If you're nearing retirement, or recently retired depending on who you ask, when it comes to social security you might hear it’s never running out of money, or it is headed for insolvency.
According To The Non-Partisan Congressional Budget, 2010 Was That First Year That Social Security Paid Out More Than It Received, And Its Trust Fund ( Made Up Of Special-Issue Treasury Bonds) Will Be Exhausted By 2034. (However. Taxes Will Continue To Feed Into The System.)
In a recent article David Certner, AARP’s legislative policy director says that Social Security trust funds are near an all-time high. As reported by AARP, the trust fund reserves are worth about $2.89 trillion. But as the birth rate has fallen and as more boomers retire, the ratio of workers to Social Security recipients is changing. This year is a tipping point: The program will need to dip into its reserves to pay full benefits from this point forward, absent any change to the program.
Even if the trust funds are exhausted, Social Security won’t be bankrupt. The program will continue to pay benefits, but at a rate of 79 percent of what recipients expected to receive.
Based on CBO estimates, current retirees don’t have to worry about receiving monthly checks. Younger workers may be justified in wondering about the future of Social Security.
The Original Social Security Program
The original program was created in the midst of the Great Depression only for workers as insurance that workers did not live their retirement years in poverty. Since benefits kicked in at age 65, and life expectancy then was 59 ½ for men and about 64 ½ for women, the system was statistically geared to stay financially flush.
Congress later expanded beneficiaries to retirees’ dependents and survivors, as well as disabled workers who now account for about 36% of Social Security payments.
Today Is Different
Social Security was meant to be a self sustaining program. That taxes a large base of workers to cover a smaller number or recipients. However, the original formulas is feeling modern pressures, including:
- More beneficiaries who typically live longer than in the 1930s
- Individual benefits that can begin at 62 (at a reduced rate)
- Reduced revenue because of a prolonged recession with the high unemployment
- A huge retiring baby boomer generation collecting rather than contributing
Few would argue that the current system needs to change for long- term sustainability. Former Federal Reserve Board Chairman Alad Greensapan said. “ Because of the size of the contraction in the economic activity, unless we get an immediate and sharp recovery, the revenues of the trust fund will be tracing lower for a number of years.”
Gener Steurle, a former Treasury Department official predicts that, “Social Security is going to be there for everyone in the future...However you won’t get the promised benefits that you have under current law because the current system basically has trouble supporting that.”

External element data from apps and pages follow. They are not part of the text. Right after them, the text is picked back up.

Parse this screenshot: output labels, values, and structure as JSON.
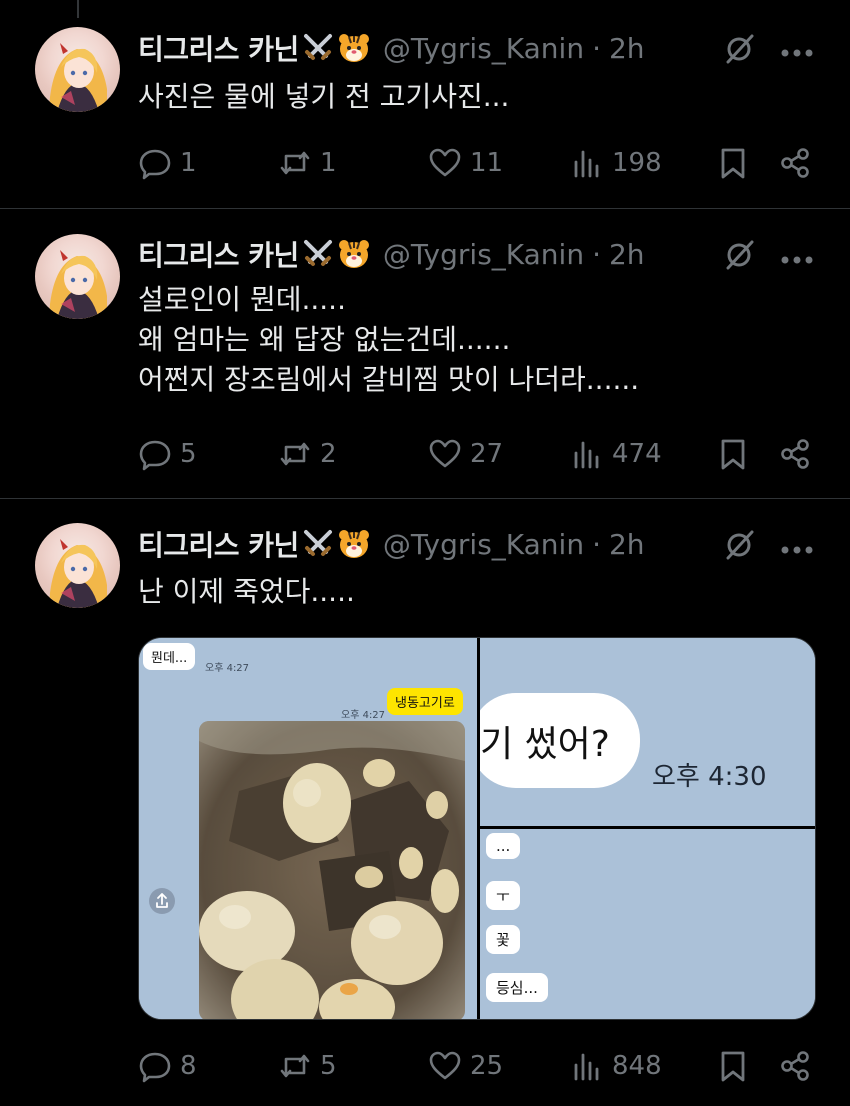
{
  "author": {
    "name": "티그리스 카닌",
    "handle": "@Tygris_Kanin",
    "separator": "·",
    "time": "2h",
    "name_emojis": [
      "crossed-swords-icon",
      "tiger-face-icon"
    ]
  },
  "tweets": [
    {
      "text": "사진은 물에 넣기 전 고기사진...",
      "replies": "1",
      "reposts": "1",
      "likes": "11",
      "views": "198"
    },
    {
      "text": "설로인이 뭔데.....\n왜 엄마는 왜 답장 없는건데......\n어쩐지 장조림에서 갈비찜 맛이 나더라......",
      "replies": "5",
      "reposts": "2",
      "likes": "27",
      "views": "474"
    },
    {
      "text": "난 이제 죽었다.....",
      "replies": "8",
      "reposts": "5",
      "likes": "25",
      "views": "848",
      "media": {
        "left_panel": {
          "bubble_top": "뭔데...",
          "bubble_top_time": "오후 4:27",
          "bubble_yellow": "냉동고기로",
          "bubble_yellow_time": "오후 4:27"
        },
        "top_right_panel": {
          "bubble_text": "기 썼어?",
          "time": "오후 4:30"
        },
        "bottom_right_panel": {
          "bubbles": [
            "...",
            "ㅜ",
            "꽃",
            "등심..."
          ]
        }
      }
    }
  ],
  "colors": {
    "background": "#000000",
    "text": "#e7e9ea",
    "muted": "#71767b",
    "divider": "#2f3336",
    "chat_bg": "#abc1d8",
    "kakao_yellow": "#fee500"
  }
}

Various proposals (all hotly debated) have included:
- Raising the retirement age
- Reducing benefits
- Raising taxes
- Privatization in part of whole

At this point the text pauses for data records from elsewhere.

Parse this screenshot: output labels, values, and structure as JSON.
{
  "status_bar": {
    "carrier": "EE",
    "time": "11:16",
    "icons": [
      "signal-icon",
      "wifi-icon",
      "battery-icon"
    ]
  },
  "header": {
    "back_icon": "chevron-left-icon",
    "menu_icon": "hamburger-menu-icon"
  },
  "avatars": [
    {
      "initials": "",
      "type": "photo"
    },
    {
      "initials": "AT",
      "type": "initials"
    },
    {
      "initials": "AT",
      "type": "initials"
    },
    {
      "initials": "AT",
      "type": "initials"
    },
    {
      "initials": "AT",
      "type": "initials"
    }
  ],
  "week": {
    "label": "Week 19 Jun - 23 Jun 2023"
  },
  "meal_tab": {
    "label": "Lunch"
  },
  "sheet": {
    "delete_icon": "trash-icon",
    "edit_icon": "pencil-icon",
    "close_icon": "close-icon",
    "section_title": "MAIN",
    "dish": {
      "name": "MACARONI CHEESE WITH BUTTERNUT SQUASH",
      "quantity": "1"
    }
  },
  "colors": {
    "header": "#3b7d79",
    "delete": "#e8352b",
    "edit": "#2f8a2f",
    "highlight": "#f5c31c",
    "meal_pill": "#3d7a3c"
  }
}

- Locking away Social Security revenue from Congress, which routinely spends it on other programs